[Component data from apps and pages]
= = = = =
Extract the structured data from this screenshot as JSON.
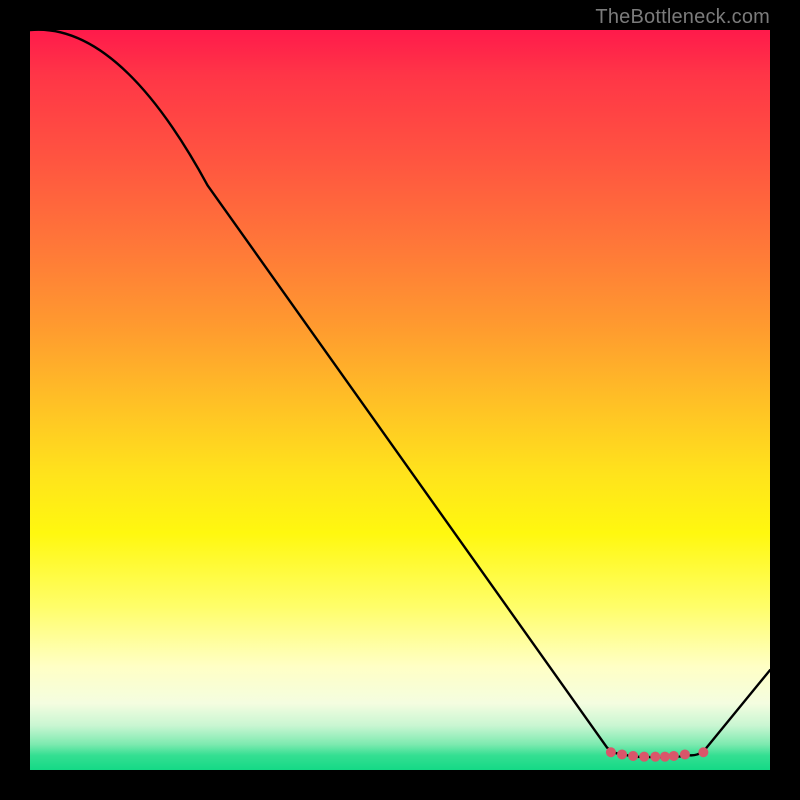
{
  "watermark": "TheBottleneck.com",
  "chart_data": {
    "type": "line",
    "title": "",
    "xlabel": "",
    "ylabel": "",
    "xlim": [
      0,
      1
    ],
    "ylim": [
      0,
      1
    ],
    "note": "Axes carry no tick labels; values below are normalized plot-area fractions (x right, y up) read from the image.",
    "series": [
      {
        "name": "curve",
        "points": [
          {
            "x": 0.0,
            "y": 1.0
          },
          {
            "x": 0.24,
            "y": 0.79
          },
          {
            "x": 0.78,
            "y": 0.03
          },
          {
            "x": 0.8,
            "y": 0.022
          },
          {
            "x": 0.83,
            "y": 0.018
          },
          {
            "x": 0.86,
            "y": 0.018
          },
          {
            "x": 0.89,
            "y": 0.02
          },
          {
            "x": 0.91,
            "y": 0.025
          },
          {
            "x": 1.0,
            "y": 0.135
          }
        ]
      }
    ],
    "markers": [
      {
        "x": 0.785,
        "y": 0.024
      },
      {
        "x": 0.8,
        "y": 0.021
      },
      {
        "x": 0.815,
        "y": 0.019
      },
      {
        "x": 0.83,
        "y": 0.018
      },
      {
        "x": 0.845,
        "y": 0.018
      },
      {
        "x": 0.858,
        "y": 0.018
      },
      {
        "x": 0.87,
        "y": 0.019
      },
      {
        "x": 0.885,
        "y": 0.021
      },
      {
        "x": 0.91,
        "y": 0.024
      }
    ],
    "marker_style": {
      "shape": "circle",
      "fill": "#d9566a",
      "radius_px": 5
    }
  }
}
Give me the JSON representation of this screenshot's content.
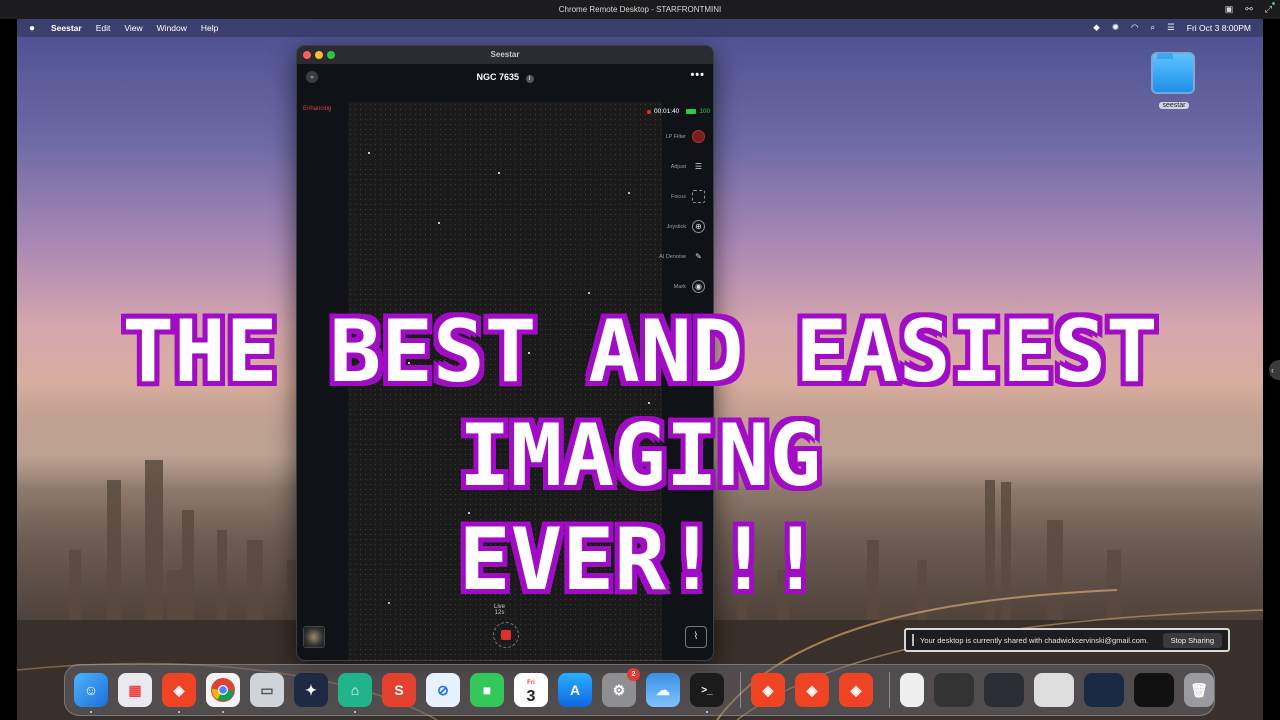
{
  "remote_desktop": {
    "title": "Chrome Remote Desktop - STARFRONTMINI"
  },
  "menubar": {
    "app_name": "Seestar",
    "items": [
      "Edit",
      "View",
      "Window",
      "Help"
    ],
    "clock": "Fri Oct 3  8:00PM"
  },
  "desktop": {
    "folder_label": "seestar"
  },
  "seestar_window": {
    "title": "Seestar",
    "target_name": "NGC 7635",
    "status": "Enhancing",
    "timer": "00:01:40",
    "battery": "100",
    "tools": [
      {
        "label": "LP Filter",
        "icon": "lp-filter-toggle-icon"
      },
      {
        "label": "Adjust",
        "icon": "sliders-icon"
      },
      {
        "label": "Focus",
        "icon": "focus-icon"
      },
      {
        "label": "Joystick",
        "icon": "joystick-icon"
      },
      {
        "label": "AI Denoise",
        "icon": "magic-wand-icon"
      },
      {
        "label": "Mark",
        "icon": "target-mark-icon"
      }
    ],
    "live_label": "Live",
    "live_time": "12s"
  },
  "share_bar": {
    "message": "Your desktop is currently shared with chadwickcervinski@gmail.com.",
    "stop_label": "Stop Sharing"
  },
  "overlay": {
    "line1": "THE BEST AND EASIEST",
    "line2": "IMAGING",
    "line3": "EVER!!!"
  },
  "dock": {
    "settings_badge": "2",
    "calendar_day": "3",
    "calendar_weekday": "Fri",
    "apps": [
      "finder-icon",
      "launchpad-icon",
      "anydesk-icon",
      "chrome-icon",
      "preview-icon",
      "stellarium-icon",
      "seestar-app-icon",
      "anydesk-s-icon",
      "safari-icon",
      "facetime-icon",
      "calendar-icon",
      "app-store-icon",
      "system-settings-icon",
      "weather-icon",
      "terminal-icon"
    ]
  },
  "colors": {
    "overlay_text": "#ffffff",
    "overlay_outline": "#a10dc4",
    "record_red": "#e0302a",
    "battery_green": "#2ecc40"
  }
}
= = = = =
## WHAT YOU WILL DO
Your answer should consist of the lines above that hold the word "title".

## TASK RESPONSE
    "title": "",
    "title": "Chrome Remote Desktop - STARFRONTMINI"
    "title": "Seestar",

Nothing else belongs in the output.